Few hikers are on the Cross Plains segment of the Ice Age Trail at Hickory Hill, each a solitary walker like me. Our interactions are all the same. Without stopping, we step to our respective sides of the trail and say hello. They say, “Beautiful day, isn’t it?” or “Lovely day for a walk,” I concur, and we continue on our ways.
Years ago, in my study of Romani (Gypsy) culture of the horse-drawn-caravan era, one source said the Roma didn’t routinely comment on the weather. What’s the point? Anyone can see whether it’s sunny or raining.
So why do we mention it so regularly? To stay civil toward a neighbor or cousin whose opinions annoy us? To defer a difficult conversation? To tune out others, like Mabel’s sisters in The Pirates of Penzance, who shut their eyes and talk about the weather to allow her new romance some privacy? Although avoidance can be a motive, weather talk often expresses something more positive.
A friend used to describe “Nice day!” as meaning “I see you. Do you see me?” I’ll go one step further. It’s a celebration of what we have in common, too rare in these days of defining ourselves and others by our differences. Sure, how someone votes or worships or feels about masks is part of who they are—but so is their love of dogs or sweet corn or the rustle of autumn leaves. For those of us on the trail in this moment, what binds us is our shared delight in a lovely September day.

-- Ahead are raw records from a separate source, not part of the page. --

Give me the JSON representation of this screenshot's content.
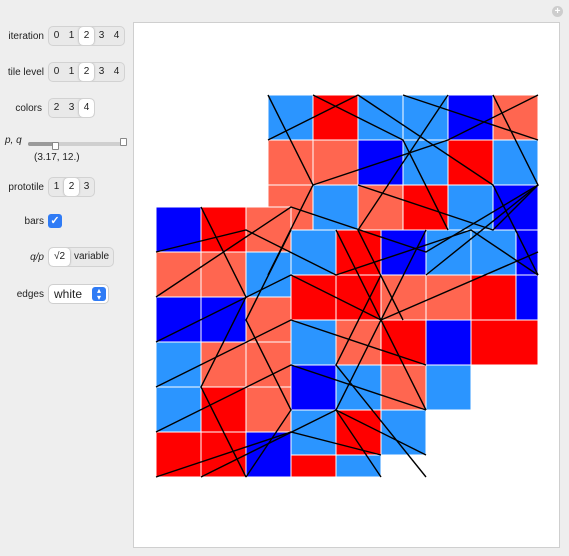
{
  "controls": {
    "iteration": {
      "label": "iteration",
      "options": [
        "0",
        "1",
        "2",
        "3",
        "4"
      ],
      "selected": "2"
    },
    "tile_level": {
      "label": "tile level",
      "options": [
        "0",
        "1",
        "2",
        "3",
        "4"
      ],
      "selected": "2"
    },
    "colors": {
      "label": "colors",
      "options": [
        "2",
        "3",
        "4"
      ],
      "selected": "4"
    },
    "pq": {
      "label": "p, q",
      "value_text": "(3.17, 12.)"
    },
    "prototile": {
      "label": "prototile",
      "options": [
        "1",
        "2",
        "3"
      ],
      "selected": "2"
    },
    "bars": {
      "label": "bars",
      "checked": true
    },
    "q_over_p": {
      "label": "q/p",
      "options": [
        "√2",
        "variable"
      ],
      "selected": "√2"
    },
    "edges": {
      "label": "edges",
      "value": "white"
    }
  },
  "colors": {
    "red": "#ff0000",
    "blue": "#0000ff",
    "lightblue": "#2b95ff",
    "salmon": "#ff6650",
    "selected_accent": "#2f7bf5"
  },
  "icons": {
    "window": "plus-circle-icon",
    "dropdown": "up-down-chevron-icon",
    "check": "checkmark-icon"
  }
}
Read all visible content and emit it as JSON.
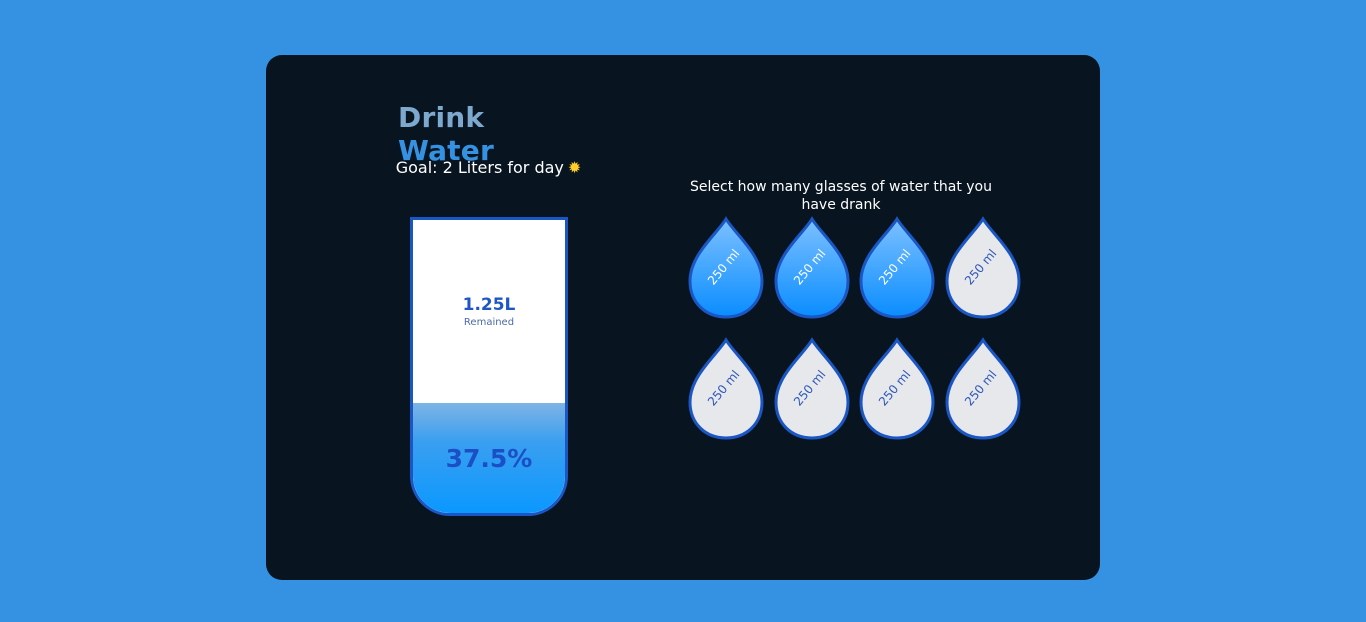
{
  "header": {
    "title_part1": "Drink",
    "title_part2": "Water",
    "goal_text": "Goal: 2 Liters for day",
    "goal_icon": "sun-icon"
  },
  "cup": {
    "remained_value": "1.25L",
    "remained_label": "Remained",
    "percentage_text": "37.5%",
    "fill_fraction": 0.375
  },
  "selector": {
    "instruction": "Select how many glasses of water that you have drank",
    "glasses": [
      {
        "label": "250 ml",
        "filled": true
      },
      {
        "label": "250 ml",
        "filled": true
      },
      {
        "label": "250 ml",
        "filled": true
      },
      {
        "label": "250 ml",
        "filled": false
      },
      {
        "label": "250 ml",
        "filled": false
      },
      {
        "label": "250 ml",
        "filled": false
      },
      {
        "label": "250 ml",
        "filled": false
      },
      {
        "label": "250 ml",
        "filled": false
      }
    ]
  },
  "colors": {
    "page_bg": "#3592e2",
    "card_bg": "#081521",
    "accent": "#3592e2",
    "drop_full_top": "#7cc0ff",
    "drop_full_bottom": "#0a8dff",
    "drop_empty": "#e6e8ec",
    "drop_border": "#1b57c4"
  }
}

I'm a historian who writes novels and literary nonfiction. My home base is Madison, Wisconsin.